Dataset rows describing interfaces
--------------------

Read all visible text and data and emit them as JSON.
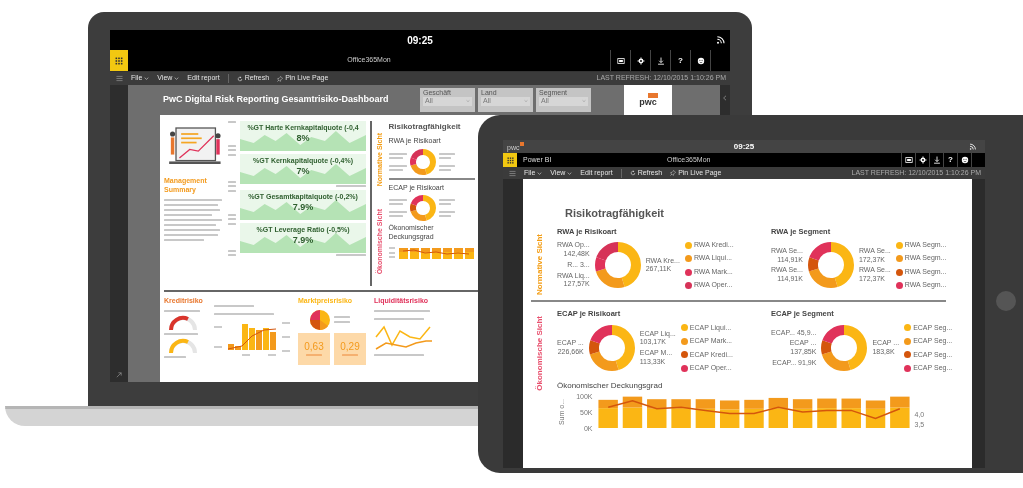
{
  "laptop": {
    "clock": "09:25",
    "app_bar": {
      "title": "Office365Mon",
      "help_glyph": "?"
    },
    "toolbar": {
      "items": [
        "File",
        "View",
        "Edit report",
        "Refresh",
        "Pin Live Page"
      ],
      "last_refresh": "LAST REFRESH: 12/10/2015 1:10:26 PM"
    },
    "report": {
      "title": "PwC Digital Risk Reporting Gesamtrisiko-Dashboard",
      "slicers": [
        {
          "label": "Geschäft",
          "value": "All"
        },
        {
          "label": "Land",
          "value": "All"
        },
        {
          "label": "Segment",
          "value": "All"
        }
      ],
      "logo": "pwc",
      "summary": {
        "heading": "Management Summary"
      },
      "kpis": [
        {
          "title": "%GT Harte Kernkapitalquote (-0,4",
          "value": "8%"
        },
        {
          "title": "%GT Kernkapitalquote (-0,4%)",
          "value": "7%"
        },
        {
          "title": "%GT Gesamtkapitalquote (-0,2%)",
          "value": "7.9%"
        },
        {
          "title": "%GT Leverage Ratio (-0,5%)",
          "value": "7.9%"
        }
      ],
      "risk_panel": {
        "heading": "Risikotragfähigkeit",
        "side_labels": [
          {
            "text": "Normative Sicht",
            "color": "#f39c12"
          },
          {
            "text": "Ökonomische Sicht",
            "color": "#e8506e"
          }
        ],
        "donuts": [
          {
            "title": "RWA je Risikoart",
            "segments": [
              {
                "color": "#fbb614"
              },
              {
                "color": "#f39a1c"
              },
              {
                "color": "#e0325a"
              },
              {
                "color": "#d63358"
              }
            ]
          },
          {
            "title": "ECAP je Risikoart",
            "segments": [
              {
                "color": "#fbb614"
              },
              {
                "color": "#f39a1c"
              },
              {
                "color": "#d4560c"
              },
              {
                "color": "#e0325a"
              }
            ]
          }
        ],
        "coverage": {
          "title": "Ökonomischer Deckungsgrad"
        }
      },
      "credit": {
        "heading": "Kreditrisiko"
      },
      "market": {
        "heading": "Marktpreisrisiko",
        "cards": [
          {
            "value": "0,63"
          },
          {
            "value": "0,29"
          }
        ]
      },
      "liquidity": {
        "heading": "Liquiditätsrisiko"
      }
    }
  },
  "tablet": {
    "clock": "09:25",
    "logo": "pwc",
    "app_bar": {
      "brand": "Power BI",
      "title": "Office365Mon",
      "help_glyph": "?"
    },
    "toolbar": {
      "items": [
        "File",
        "View",
        "Edit report",
        "Refresh",
        "Pin Live Page"
      ],
      "last_refresh": "LAST REFRESH: 12/10/2015 1:10:26 PM"
    },
    "report": {
      "heading": "Risikotragfähigkeit",
      "sections": [
        {
          "side_label": "Normative Sicht",
          "color": "#f39c12",
          "donuts": [
            {
              "title": "RWA je Risikoart",
              "labels_left": [
                {
                  "name": "RWA Op...",
                  "value": "142,48K"
                },
                {
                  "name": "R... 3..."
                },
                {
                  "name": "RWA Liq...",
                  "value": "127,57K"
                }
              ],
              "labels_right": [
                {
                  "name": "RWA Kre...",
                  "value": "267,11K"
                }
              ],
              "legend": [
                {
                  "label": "RWA Kredi...",
                  "color": "#fbb614"
                },
                {
                  "label": "RWA Liqui...",
                  "color": "#f39a1c"
                },
                {
                  "label": "RWA Mark...",
                  "color": "#e0325a"
                },
                {
                  "label": "RWA Oper...",
                  "color": "#d63358"
                }
              ]
            },
            {
              "title": "RWA je Segment",
              "labels_left": [
                {
                  "name": "RWA Se...",
                  "value": "114,91K"
                },
                {
                  "name": "RWA Se...",
                  "value": "114,91K"
                }
              ],
              "labels_right": [
                {
                  "name": "RWA Se...",
                  "value": "172,37K"
                },
                {
                  "name": "RWA Se...",
                  "value": "172,37K"
                }
              ],
              "legend": [
                {
                  "label": "RWA Segm...",
                  "color": "#fbb614"
                },
                {
                  "label": "RWA Segm...",
                  "color": "#f39a1c"
                },
                {
                  "label": "RWA Segm...",
                  "color": "#d4560c"
                },
                {
                  "label": "RWA Segm...",
                  "color": "#e0325a"
                }
              ]
            }
          ]
        },
        {
          "side_label": "Ökonomische Sicht",
          "color": "#e8506e",
          "donuts": [
            {
              "title": "ECAP je Risikoart",
              "labels_left": [
                {
                  "name": "ECAP ...",
                  "value": "226,66K"
                }
              ],
              "labels_right": [
                {
                  "name": "ECAP Liq...",
                  "value": "103,17K"
                },
                {
                  "name": "ECAP M...",
                  "value": "113,33K"
                }
              ],
              "legend": [
                {
                  "label": "ECAP Liqui...",
                  "color": "#fbb614"
                },
                {
                  "label": "ECAP Mark...",
                  "color": "#f39a1c"
                },
                {
                  "label": "ECAP Kredi...",
                  "color": "#d4560c"
                },
                {
                  "label": "ECAP Oper...",
                  "color": "#e0325a"
                }
              ]
            },
            {
              "title": "ECAP je Segment",
              "labels_left": [
                {
                  "name": "ECAP... 45,9..."
                },
                {
                  "name": "ECAP ...",
                  "value": "137,85K"
                },
                {
                  "name": "ECAP... 91,9K"
                }
              ],
              "labels_right": [
                {
                  "name": "ECAP ...",
                  "value": "183,8K"
                }
              ],
              "legend": [
                {
                  "label": "ECAP Seg...",
                  "color": "#fbb614"
                },
                {
                  "label": "ECAP Seg...",
                  "color": "#f39a1c"
                },
                {
                  "label": "ECAP Seg...",
                  "color": "#d4560c"
                },
                {
                  "label": "ECAP Seg...",
                  "color": "#e0325a"
                }
              ]
            }
          ],
          "coverage": {
            "title": "Ökonomischer Deckungsgrad",
            "right_ticks": [
              "4,0",
              "3,5"
            ],
            "chart_data": {
              "type": "bar",
              "ylabel": "Sum o...",
              "stacked": true,
              "ylim": [
                0,
                100000
              ],
              "yticks": [
                {
                  "value": 0,
                  "label": "0K"
                },
                {
                  "value": 50000,
                  "label": "50K"
                },
                {
                  "value": 100000,
                  "label": "100K"
                }
              ],
              "series": [
                {
                  "color": "#fbb614",
                  "values": [
                    62000,
                    64000,
                    60000,
                    62000,
                    60000,
                    58000,
                    60000,
                    62000,
                    60000,
                    62000,
                    62000,
                    60000,
                    64000
                  ]
                },
                {
                  "color": "#f39a1c",
                  "values": [
                    26000,
                    34000,
                    30000,
                    28000,
                    30000,
                    28000,
                    28000,
                    32000,
                    30000,
                    30000,
                    30000,
                    26000,
                    34000
                  ]
                },
                {
                  "color": "#d4560c",
                  "type": "line",
                  "values": [
                    65000,
                    85000,
                    60000,
                    65000,
                    55000,
                    45000,
                    45000,
                    65000,
                    50000,
                    55000,
                    55000,
                    30000,
                    60000
                  ]
                }
              ]
            }
          }
        }
      ]
    }
  }
}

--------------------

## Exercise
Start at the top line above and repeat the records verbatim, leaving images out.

## Exercise result
Read all visible text and data and emit them as JSON.
{
  "laptop": {
    "clock": "09:25",
    "app_bar": {
      "title": "Office365Mon",
      "help_glyph": "?"
    },
    "toolbar": {
      "items": [
        "File",
        "View",
        "Edit report",
        "Refresh",
        "Pin Live Page"
      ],
      "last_refresh": "LAST REFRESH: 12/10/2015 1:10:26 PM"
    },
    "report": {
      "title": "PwC Digital Risk Reporting Gesamtrisiko-Dashboard",
      "slicers": [
        {
          "label": "Geschäft",
          "value": "All"
        },
        {
          "label": "Land",
          "value": "All"
        },
        {
          "label": "Segment",
          "value": "All"
        }
      ],
      "logo": "pwc",
      "summary": {
        "heading": "Management Summary"
      },
      "kpis": [
        {
          "title": "%GT Harte Kernkapitalquote (-0,4",
          "value": "8%"
        },
        {
          "title": "%GT Kernkapitalquote (-0,4%)",
          "value": "7%"
        },
        {
          "title": "%GT Gesamtkapitalquote (-0,2%)",
          "value": "7.9%"
        },
        {
          "title": "%GT Leverage Ratio (-0,5%)",
          "value": "7.9%"
        }
      ],
      "risk_panel": {
        "heading": "Risikotragfähigkeit",
        "side_labels": [
          {
            "text": "Normative Sicht",
            "color": "#f39c12"
          },
          {
            "text": "Ökonomische Sicht",
            "color": "#e8506e"
          }
        ],
        "donuts": [
          {
            "title": "RWA je Risikoart",
            "segments": [
              {
                "color": "#fbb614"
              },
              {
                "color": "#f39a1c"
              },
              {
                "color": "#e0325a"
              },
              {
                "color": "#d63358"
              }
            ]
          },
          {
            "title": "ECAP je Risikoart",
            "segments": [
              {
                "color": "#fbb614"
              },
              {
                "color": "#f39a1c"
              },
              {
                "color": "#d4560c"
              },
              {
                "color": "#e0325a"
              }
            ]
          }
        ],
        "coverage": {
          "title": "Ökonomischer Deckungsgrad"
        }
      },
      "credit": {
        "heading": "Kreditrisiko"
      },
      "market": {
        "heading": "Marktpreisrisiko",
        "cards": [
          {
            "value": "0,63"
          },
          {
            "value": "0,29"
          }
        ]
      },
      "liquidity": {
        "heading": "Liquiditätsrisiko"
      }
    }
  },
  "tablet": {
    "clock": "09:25",
    "logo": "pwc",
    "app_bar": {
      "brand": "Power BI",
      "title": "Office365Mon",
      "help_glyph": "?"
    },
    "toolbar": {
      "items": [
        "File",
        "View",
        "Edit report",
        "Refresh",
        "Pin Live Page"
      ],
      "last_refresh": "LAST REFRESH: 12/10/2015 1:10:26 PM"
    },
    "report": {
      "heading": "Risikotragfähigkeit",
      "sections": [
        {
          "side_label": "Normative Sicht",
          "color": "#f39c12",
          "donuts": [
            {
              "title": "RWA je Risikoart",
              "labels_left": [
                {
                  "name": "RWA Op...",
                  "value": "142,48K"
                },
                {
                  "name": "R... 3..."
                },
                {
                  "name": "RWA Liq...",
                  "value": "127,57K"
                }
              ],
              "labels_right": [
                {
                  "name": "RWA Kre...",
                  "value": "267,11K"
                }
              ],
              "legend": [
                {
                  "label": "RWA Kredi...",
                  "color": "#fbb614"
                },
                {
                  "label": "RWA Liqui...",
                  "color": "#f39a1c"
                },
                {
                  "label": "RWA Mark...",
                  "color": "#e0325a"
                },
                {
                  "label": "RWA Oper...",
                  "color": "#d63358"
                }
              ]
            },
            {
              "title": "RWA je Segment",
              "labels_left": [
                {
                  "name": "RWA Se...",
                  "value": "114,91K"
                },
                {
                  "name": "RWA Se...",
                  "value": "114,91K"
                }
              ],
              "labels_right": [
                {
                  "name": "RWA Se...",
                  "value": "172,37K"
                },
                {
                  "name": "RWA Se...",
                  "value": "172,37K"
                }
              ],
              "legend": [
                {
                  "label": "RWA Segm...",
                  "color": "#fbb614"
                },
                {
                  "label": "RWA Segm...",
                  "color": "#f39a1c"
                },
                {
                  "label": "RWA Segm...",
                  "color": "#d4560c"
                },
                {
                  "label": "RWA Segm...",
                  "color": "#e0325a"
                }
              ]
            }
          ]
        },
        {
          "side_label": "Ökonomische Sicht",
          "color": "#e8506e",
          "donuts": [
            {
              "title": "ECAP je Risikoart",
              "labels_left": [
                {
                  "name": "ECAP ...",
                  "value": "226,66K"
                }
              ],
              "labels_right": [
                {
                  "name": "ECAP Liq...",
                  "value": "103,17K"
                },
                {
                  "name": "ECAP M...",
                  "value": "113,33K"
                }
              ],
              "legend": [
                {
                  "label": "ECAP Liqui...",
                  "color": "#fbb614"
                },
                {
                  "label": "ECAP Mark...",
                  "color": "#f39a1c"
                },
                {
                  "label": "ECAP Kredi...",
                  "color": "#d4560c"
                },
                {
                  "label": "ECAP Oper...",
                  "color": "#e0325a"
                }
              ]
            },
            {
              "title": "ECAP je Segment",
              "labels_left": [
                {
                  "name": "ECAP... 45,9..."
                },
                {
                  "name": "ECAP ...",
                  "value": "137,85K"
                },
                {
                  "name": "ECAP... 91,9K"
                }
              ],
              "labels_right": [
                {
                  "name": "ECAP ...",
                  "value": "183,8K"
                }
              ],
              "legend": [
                {
                  "label": "ECAP Seg...",
                  "color": "#fbb614"
                },
                {
                  "label": "ECAP Seg...",
                  "color": "#f39a1c"
                },
                {
                  "label": "ECAP Seg...",
                  "color": "#d4560c"
                },
                {
                  "label": "ECAP Seg...",
                  "color": "#e0325a"
                }
              ]
            }
          ],
          "coverage": {
            "title": "Ökonomischer Deckungsgrad",
            "right_ticks": [
              "4,0",
              "3,5"
            ],
            "chart_data": {
              "type": "bar",
              "ylabel": "Sum o...",
              "stacked": true,
              "ylim": [
                0,
                100000
              ],
              "yticks": [
                {
                  "value": 0,
                  "label": "0K"
                },
                {
                  "value": 50000,
                  "label": "50K"
                },
                {
                  "value": 100000,
                  "label": "100K"
                }
              ],
              "series": [
                {
                  "color": "#fbb614",
                  "values": [
                    62000,
                    64000,
                    60000,
                    62000,
                    60000,
                    58000,
                    60000,
                    62000,
                    60000,
                    62000,
                    62000,
                    60000,
                    64000
                  ]
                },
                {
                  "color": "#f39a1c",
                  "values": [
                    26000,
                    34000,
                    30000,
                    28000,
                    30000,
                    28000,
                    28000,
                    32000,
                    30000,
                    30000,
                    30000,
                    26000,
                    34000
                  ]
                },
                {
                  "color": "#d4560c",
                  "type": "line",
                  "values": [
                    65000,
                    85000,
                    60000,
                    65000,
                    55000,
                    45000,
                    45000,
                    65000,
                    50000,
                    55000,
                    55000,
                    30000,
                    60000
                  ]
                }
              ]
            }
          }
        }
      ]
    }
  }
}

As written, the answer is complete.